What is needed is the complete listing, repeated exactly.
*** Record extracts Section Begins ***
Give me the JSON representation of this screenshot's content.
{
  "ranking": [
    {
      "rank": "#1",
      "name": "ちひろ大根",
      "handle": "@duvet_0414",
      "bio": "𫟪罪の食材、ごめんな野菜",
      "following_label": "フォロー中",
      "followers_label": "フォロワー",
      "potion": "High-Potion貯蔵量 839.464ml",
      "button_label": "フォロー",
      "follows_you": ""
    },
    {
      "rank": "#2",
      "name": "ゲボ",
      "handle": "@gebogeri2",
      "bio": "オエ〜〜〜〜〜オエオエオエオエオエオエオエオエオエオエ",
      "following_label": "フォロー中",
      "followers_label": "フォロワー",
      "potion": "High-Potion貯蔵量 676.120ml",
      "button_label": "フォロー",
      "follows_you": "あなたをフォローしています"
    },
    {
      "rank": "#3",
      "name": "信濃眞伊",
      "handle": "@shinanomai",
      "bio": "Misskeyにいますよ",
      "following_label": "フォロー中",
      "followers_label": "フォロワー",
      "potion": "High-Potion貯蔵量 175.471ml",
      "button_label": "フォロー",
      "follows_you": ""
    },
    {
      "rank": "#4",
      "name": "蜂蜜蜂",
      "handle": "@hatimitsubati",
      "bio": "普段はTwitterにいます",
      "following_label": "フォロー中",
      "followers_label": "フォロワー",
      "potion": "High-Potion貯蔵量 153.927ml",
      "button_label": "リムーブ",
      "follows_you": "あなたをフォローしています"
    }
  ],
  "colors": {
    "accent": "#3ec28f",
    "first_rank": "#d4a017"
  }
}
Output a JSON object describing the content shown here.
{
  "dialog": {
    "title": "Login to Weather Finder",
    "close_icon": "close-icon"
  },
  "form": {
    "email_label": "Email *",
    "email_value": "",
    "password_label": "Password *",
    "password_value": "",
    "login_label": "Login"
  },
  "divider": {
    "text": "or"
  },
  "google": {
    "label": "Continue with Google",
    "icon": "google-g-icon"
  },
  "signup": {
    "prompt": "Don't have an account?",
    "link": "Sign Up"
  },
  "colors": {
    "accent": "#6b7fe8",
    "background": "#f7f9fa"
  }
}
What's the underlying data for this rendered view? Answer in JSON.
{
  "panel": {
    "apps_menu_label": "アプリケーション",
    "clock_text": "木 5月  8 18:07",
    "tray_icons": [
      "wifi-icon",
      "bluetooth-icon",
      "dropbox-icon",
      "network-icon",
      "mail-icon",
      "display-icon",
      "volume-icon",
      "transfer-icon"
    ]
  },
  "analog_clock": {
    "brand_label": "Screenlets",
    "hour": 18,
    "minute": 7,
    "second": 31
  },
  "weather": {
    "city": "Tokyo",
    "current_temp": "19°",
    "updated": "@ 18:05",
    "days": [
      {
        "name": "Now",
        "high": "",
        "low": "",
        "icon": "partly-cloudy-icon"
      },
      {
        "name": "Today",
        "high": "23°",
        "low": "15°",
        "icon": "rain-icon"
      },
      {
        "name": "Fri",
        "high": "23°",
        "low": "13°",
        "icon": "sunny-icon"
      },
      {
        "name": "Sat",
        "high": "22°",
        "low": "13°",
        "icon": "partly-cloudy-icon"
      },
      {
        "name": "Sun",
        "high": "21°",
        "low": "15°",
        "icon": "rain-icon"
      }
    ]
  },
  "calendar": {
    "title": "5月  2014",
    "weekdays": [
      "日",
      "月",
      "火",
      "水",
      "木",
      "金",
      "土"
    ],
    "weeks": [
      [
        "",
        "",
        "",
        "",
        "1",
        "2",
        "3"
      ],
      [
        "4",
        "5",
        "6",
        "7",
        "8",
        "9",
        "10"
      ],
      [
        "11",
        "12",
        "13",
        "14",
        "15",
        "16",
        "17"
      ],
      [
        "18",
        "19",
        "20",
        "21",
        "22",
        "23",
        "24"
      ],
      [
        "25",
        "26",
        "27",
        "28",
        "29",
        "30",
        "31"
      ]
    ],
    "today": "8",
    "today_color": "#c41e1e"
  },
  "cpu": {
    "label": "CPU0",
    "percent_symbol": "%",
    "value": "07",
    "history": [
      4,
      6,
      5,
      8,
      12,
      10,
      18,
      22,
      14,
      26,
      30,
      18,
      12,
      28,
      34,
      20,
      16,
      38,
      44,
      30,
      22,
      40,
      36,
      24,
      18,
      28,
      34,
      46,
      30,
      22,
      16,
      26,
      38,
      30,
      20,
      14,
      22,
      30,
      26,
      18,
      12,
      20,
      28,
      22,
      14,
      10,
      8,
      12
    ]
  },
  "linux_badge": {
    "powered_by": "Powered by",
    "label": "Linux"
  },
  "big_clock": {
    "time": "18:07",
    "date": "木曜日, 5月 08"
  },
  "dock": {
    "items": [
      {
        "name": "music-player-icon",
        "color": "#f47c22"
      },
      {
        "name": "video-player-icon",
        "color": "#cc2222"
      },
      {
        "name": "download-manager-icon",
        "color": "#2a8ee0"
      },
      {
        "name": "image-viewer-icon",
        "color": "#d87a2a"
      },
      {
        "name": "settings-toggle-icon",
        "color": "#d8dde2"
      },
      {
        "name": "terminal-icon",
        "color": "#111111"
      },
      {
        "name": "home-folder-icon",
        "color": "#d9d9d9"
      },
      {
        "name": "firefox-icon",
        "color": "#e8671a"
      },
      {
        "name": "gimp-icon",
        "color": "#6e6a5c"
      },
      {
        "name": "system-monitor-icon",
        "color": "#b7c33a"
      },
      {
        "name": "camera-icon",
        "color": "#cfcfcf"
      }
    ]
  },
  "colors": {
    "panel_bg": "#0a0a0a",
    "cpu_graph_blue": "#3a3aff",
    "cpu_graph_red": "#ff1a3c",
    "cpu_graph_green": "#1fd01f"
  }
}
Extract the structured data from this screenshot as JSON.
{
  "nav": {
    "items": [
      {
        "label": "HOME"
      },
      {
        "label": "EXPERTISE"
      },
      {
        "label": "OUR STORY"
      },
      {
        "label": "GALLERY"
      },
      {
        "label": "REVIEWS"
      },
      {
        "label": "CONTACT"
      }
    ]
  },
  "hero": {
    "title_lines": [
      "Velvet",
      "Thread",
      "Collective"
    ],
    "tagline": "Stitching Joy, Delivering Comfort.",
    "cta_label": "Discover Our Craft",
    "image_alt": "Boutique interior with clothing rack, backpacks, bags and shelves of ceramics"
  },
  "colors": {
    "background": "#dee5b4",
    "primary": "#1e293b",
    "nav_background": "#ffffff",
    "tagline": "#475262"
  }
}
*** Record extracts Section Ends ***
### Expected answer:
Give me the JSON representation of this screenshot's content.
{
  "ranking": [
    {
      "rank": "#1",
      "name": "ちひろ大根",
      "handle": "@duvet_0414",
      "bio": "𫟪罪の食材、ごめんな野菜",
      "following_label": "フォロー中",
      "followers_label": "フォロワー",
      "potion": "High-Potion貯蔵量 839.464ml",
      "button_label": "フォロー",
      "follows_you": ""
    },
    {
      "rank": "#2",
      "name": "ゲボ",
      "handle": "@gebogeri2",
      "bio": "オエ〜〜〜〜〜オエオエオエオエオエオエオエオエオエオエ",
      "following_label": "フォロー中",
      "followers_label": "フォロワー",
      "potion": "High-Potion貯蔵量 676.120ml",
      "button_label": "フォロー",
      "follows_you": "あなたをフォローしています"
    },
    {
      "rank": "#3",
      "name": "信濃眞伊",
      "handle": "@shinanomai",
      "bio": "Misskeyにいますよ",
      "following_label": "フォロー中",
      "followers_label": "フォロワー",
      "potion": "High-Potion貯蔵量 175.471ml",
      "button_label": "フォロー",
      "follows_you": ""
    },
    {
      "rank": "#4",
      "name": "蜂蜜蜂",
      "handle": "@hatimitsubati",
      "bio": "普段はTwitterにいます",
      "following_label": "フォロー中",
      "followers_label": "フォロワー",
      "potion": "High-Potion貯蔵量 153.927ml",
      "button_label": "リムーブ",
      "follows_you": "あなたをフォローしています"
    }
  ],
  "colors": {
    "accent": "#3ec28f",
    "first_rank": "#d4a017"
  }
}
Output a JSON object describing the content shown here.
{
  "dialog": {
    "title": "Login to Weather Finder",
    "close_icon": "close-icon"
  },
  "form": {
    "email_label": "Email *",
    "email_value": "",
    "password_label": "Password *",
    "password_value": "",
    "login_label": "Login"
  },
  "divider": {
    "text": "or"
  },
  "google": {
    "label": "Continue with Google",
    "icon": "google-g-icon"
  },
  "signup": {
    "prompt": "Don't have an account?",
    "link": "Sign Up"
  },
  "colors": {
    "accent": "#6b7fe8",
    "background": "#f7f9fa"
  }
}
What's the underlying data for this rendered view? Answer in JSON.
{
  "panel": {
    "apps_menu_label": "アプリケーション",
    "clock_text": "木 5月  8 18:07",
    "tray_icons": [
      "wifi-icon",
      "bluetooth-icon",
      "dropbox-icon",
      "network-icon",
      "mail-icon",
      "display-icon",
      "volume-icon",
      "transfer-icon"
    ]
  },
  "analog_clock": {
    "brand_label": "Screenlets",
    "hour": 18,
    "minute": 7,
    "second": 31
  },
  "weather": {
    "city": "Tokyo",
    "current_temp": "19°",
    "updated": "@ 18:05",
    "days": [
      {
        "name": "Now",
        "high": "",
        "low": "",
        "icon": "partly-cloudy-icon"
      },
      {
        "name": "Today",
        "high": "23°",
        "low": "15°",
        "icon": "rain-icon"
      },
      {
        "name": "Fri",
        "high": "23°",
        "low": "13°",
        "icon": "sunny-icon"
      },
      {
        "name": "Sat",
        "high": "22°",
        "low": "13°",
        "icon": "partly-cloudy-icon"
      },
      {
        "name": "Sun",
        "high": "21°",
        "low": "15°",
        "icon": "rain-icon"
      }
    ]
  },
  "calendar": {
    "title": "5月  2014",
    "weekdays": [
      "日",
      "月",
      "火",
      "水",
      "木",
      "金",
      "土"
    ],
    "weeks": [
      [
        "",
        "",
        "",
        "",
        "1",
        "2",
        "3"
      ],
      [
        "4",
        "5",
        "6",
        "7",
        "8",
        "9",
        "10"
      ],
      [
        "11",
        "12",
        "13",
        "14",
        "15",
        "16",
        "17"
      ],
      [
        "18",
        "19",
        "20",
        "21",
        "22",
        "23",
        "24"
      ],
      [
        "25",
        "26",
        "27",
        "28",
        "29",
        "30",
        "31"
      ]
    ],
    "today": "8",
    "today_color": "#c41e1e"
  },
  "cpu": {
    "label": "CPU0",
    "percent_symbol": "%",
    "value": "07",
    "history": [
      4,
      6,
      5,
      8,
      12,
      10,
      18,
      22,
      14,
      26,
      30,
      18,
      12,
      28,
      34,
      20,
      16,
      38,
      44,
      30,
      22,
      40,
      36,
      24,
      18,
      28,
      34,
      46,
      30,
      22,
      16,
      26,
      38,
      30,
      20,
      14,
      22,
      30,
      26,
      18,
      12,
      20,
      28,
      22,
      14,
      10,
      8,
      12
    ]
  },
  "linux_badge": {
    "powered_by": "Powered by",
    "label": "Linux"
  },
  "big_clock": {
    "time": "18:07",
    "date": "木曜日, 5月 08"
  },
  "dock": {
    "items": [
      {
        "name": "music-player-icon",
        "color": "#f47c22"
      },
      {
        "name": "video-player-icon",
        "color": "#cc2222"
      },
      {
        "name": "download-manager-icon",
        "color": "#2a8ee0"
      },
      {
        "name": "image-viewer-icon",
        "color": "#d87a2a"
      },
      {
        "name": "settings-toggle-icon",
        "color": "#d8dde2"
      },
      {
        "name": "terminal-icon",
        "color": "#111111"
      },
      {
        "name": "home-folder-icon",
        "color": "#d9d9d9"
      },
      {
        "name": "firefox-icon",
        "color": "#e8671a"
      },
      {
        "name": "gimp-icon",
        "color": "#6e6a5c"
      },
      {
        "name": "system-monitor-icon",
        "color": "#b7c33a"
      },
      {
        "name": "camera-icon",
        "color": "#cfcfcf"
      }
    ]
  },
  "colors": {
    "panel_bg": "#0a0a0a",
    "cpu_graph_blue": "#3a3aff",
    "cpu_graph_red": "#ff1a3c",
    "cpu_graph_green": "#1fd01f"
  }
}
Extract the structured data from this screenshot as JSON.
{
  "nav": {
    "items": [
      {
        "label": "HOME"
      },
      {
        "label": "EXPERTISE"
      },
      {
        "label": "OUR STORY"
      },
      {
        "label": "GALLERY"
      },
      {
        "label": "REVIEWS"
      },
      {
        "label": "CONTACT"
      }
    ]
  },
  "hero": {
    "title_lines": [
      "Velvet",
      "Thread",
      "Collective"
    ],
    "tagline": "Stitching Joy, Delivering Comfort.",
    "cta_label": "Discover Our Craft",
    "image_alt": "Boutique interior with clothing rack, backpacks, bags and shelves of ceramics"
  },
  "colors": {
    "background": "#dee5b4",
    "primary": "#1e293b",
    "nav_background": "#ffffff",
    "tagline": "#475262"
  }
}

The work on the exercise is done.